It is popular in our day, and it may well have been popular in every day, to asks the question, “What makes me happy?” Not a week goes by when our FaceBook feed doesn’t offer us a post with the title, “‘Five secrets of happy couples” and rare is the day that Twitter does not tweet us “How to be happy in your twenties.” There is no limit to the inspirational quotes and positive aphorism that surround us moving us, even commanding us to be happy. Yet at the end of each day, as we lull our overstimulated minds to sleep in the soft glow of our phones we find that we are still asking ourselves, “When will I be truly happy?”

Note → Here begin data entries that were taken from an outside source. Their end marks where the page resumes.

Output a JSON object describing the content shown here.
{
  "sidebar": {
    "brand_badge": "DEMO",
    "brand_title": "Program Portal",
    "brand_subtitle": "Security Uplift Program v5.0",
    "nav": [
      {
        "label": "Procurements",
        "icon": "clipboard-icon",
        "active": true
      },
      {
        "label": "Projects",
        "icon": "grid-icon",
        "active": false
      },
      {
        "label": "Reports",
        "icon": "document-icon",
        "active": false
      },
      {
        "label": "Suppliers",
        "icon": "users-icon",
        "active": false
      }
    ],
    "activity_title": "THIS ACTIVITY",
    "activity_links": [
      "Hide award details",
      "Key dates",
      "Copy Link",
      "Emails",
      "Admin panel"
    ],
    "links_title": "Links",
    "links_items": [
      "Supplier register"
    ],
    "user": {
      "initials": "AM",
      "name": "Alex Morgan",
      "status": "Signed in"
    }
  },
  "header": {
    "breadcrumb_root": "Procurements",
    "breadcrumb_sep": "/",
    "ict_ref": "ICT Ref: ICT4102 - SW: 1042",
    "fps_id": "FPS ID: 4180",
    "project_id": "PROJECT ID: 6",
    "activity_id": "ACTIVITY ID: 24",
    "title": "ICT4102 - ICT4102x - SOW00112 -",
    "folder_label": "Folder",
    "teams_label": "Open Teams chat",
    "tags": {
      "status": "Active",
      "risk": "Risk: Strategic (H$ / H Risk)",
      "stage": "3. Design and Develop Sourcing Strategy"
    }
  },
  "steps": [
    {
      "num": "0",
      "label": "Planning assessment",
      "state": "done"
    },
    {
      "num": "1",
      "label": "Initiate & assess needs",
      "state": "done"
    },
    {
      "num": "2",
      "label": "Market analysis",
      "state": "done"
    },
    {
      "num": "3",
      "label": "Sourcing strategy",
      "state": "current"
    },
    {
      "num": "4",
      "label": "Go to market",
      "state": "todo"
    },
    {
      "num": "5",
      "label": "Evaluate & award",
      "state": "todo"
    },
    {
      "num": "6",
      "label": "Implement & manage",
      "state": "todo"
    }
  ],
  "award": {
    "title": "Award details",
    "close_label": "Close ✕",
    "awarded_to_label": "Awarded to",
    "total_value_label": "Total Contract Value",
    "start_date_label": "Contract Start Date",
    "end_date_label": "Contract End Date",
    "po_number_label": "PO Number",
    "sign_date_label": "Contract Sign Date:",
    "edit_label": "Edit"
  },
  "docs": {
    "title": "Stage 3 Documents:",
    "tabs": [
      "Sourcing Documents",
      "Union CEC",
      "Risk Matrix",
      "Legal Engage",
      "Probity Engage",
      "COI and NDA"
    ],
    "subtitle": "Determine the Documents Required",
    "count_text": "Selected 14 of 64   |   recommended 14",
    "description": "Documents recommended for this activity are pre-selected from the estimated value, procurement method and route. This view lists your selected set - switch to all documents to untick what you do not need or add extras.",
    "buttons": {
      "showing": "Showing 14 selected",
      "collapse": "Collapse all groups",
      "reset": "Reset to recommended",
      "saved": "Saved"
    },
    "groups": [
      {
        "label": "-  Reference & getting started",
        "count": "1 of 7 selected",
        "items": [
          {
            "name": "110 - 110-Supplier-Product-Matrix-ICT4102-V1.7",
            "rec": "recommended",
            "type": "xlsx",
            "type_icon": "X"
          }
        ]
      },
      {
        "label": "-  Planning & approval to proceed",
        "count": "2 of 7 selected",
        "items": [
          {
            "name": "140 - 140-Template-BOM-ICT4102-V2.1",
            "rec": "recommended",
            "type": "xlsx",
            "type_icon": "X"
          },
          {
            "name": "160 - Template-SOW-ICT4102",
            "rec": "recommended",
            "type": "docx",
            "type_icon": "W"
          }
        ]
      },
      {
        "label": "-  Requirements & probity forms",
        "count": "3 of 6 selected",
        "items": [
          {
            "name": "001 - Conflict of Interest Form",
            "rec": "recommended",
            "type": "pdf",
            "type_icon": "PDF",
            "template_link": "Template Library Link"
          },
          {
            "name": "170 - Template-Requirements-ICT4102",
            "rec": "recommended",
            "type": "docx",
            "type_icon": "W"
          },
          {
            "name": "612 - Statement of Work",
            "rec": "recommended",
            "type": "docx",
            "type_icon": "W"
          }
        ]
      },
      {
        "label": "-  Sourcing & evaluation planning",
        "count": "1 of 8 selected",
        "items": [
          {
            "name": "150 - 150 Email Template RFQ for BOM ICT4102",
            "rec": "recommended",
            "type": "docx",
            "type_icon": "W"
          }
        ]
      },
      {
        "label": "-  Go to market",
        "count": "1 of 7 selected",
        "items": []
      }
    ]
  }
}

While this question has never been far from men’s hearts there is a greater anxiety motivating contemporary man’s search for an answer. Perhaps the abundance of options available to us, and the inevitable dissatisfaction that follows upon the possession of each has compelled us to conclude that lasting happiness is a myth, a lie, that like so many others has to be abandoned on the threshold of adulthood. And yet every morning we awake begins another round of activities meant, at best, to distract us from this yearning to be happy.
Let us take a new road in our pursuit of happiness, or rather an ancient road which the light of our phones are too weak to illuminate for us. It is a road laid down by Aristotle and trod by generations of men such as Boethius and St Thomas Aquinas. It is a road that seeks first to understand, “What is this thing we call happiness?” In answering this question rather than assailing us with an onslaught of articles and endless volley of motivational phrases we will seek first to know what is essential to happiness.
by Daniel Johnson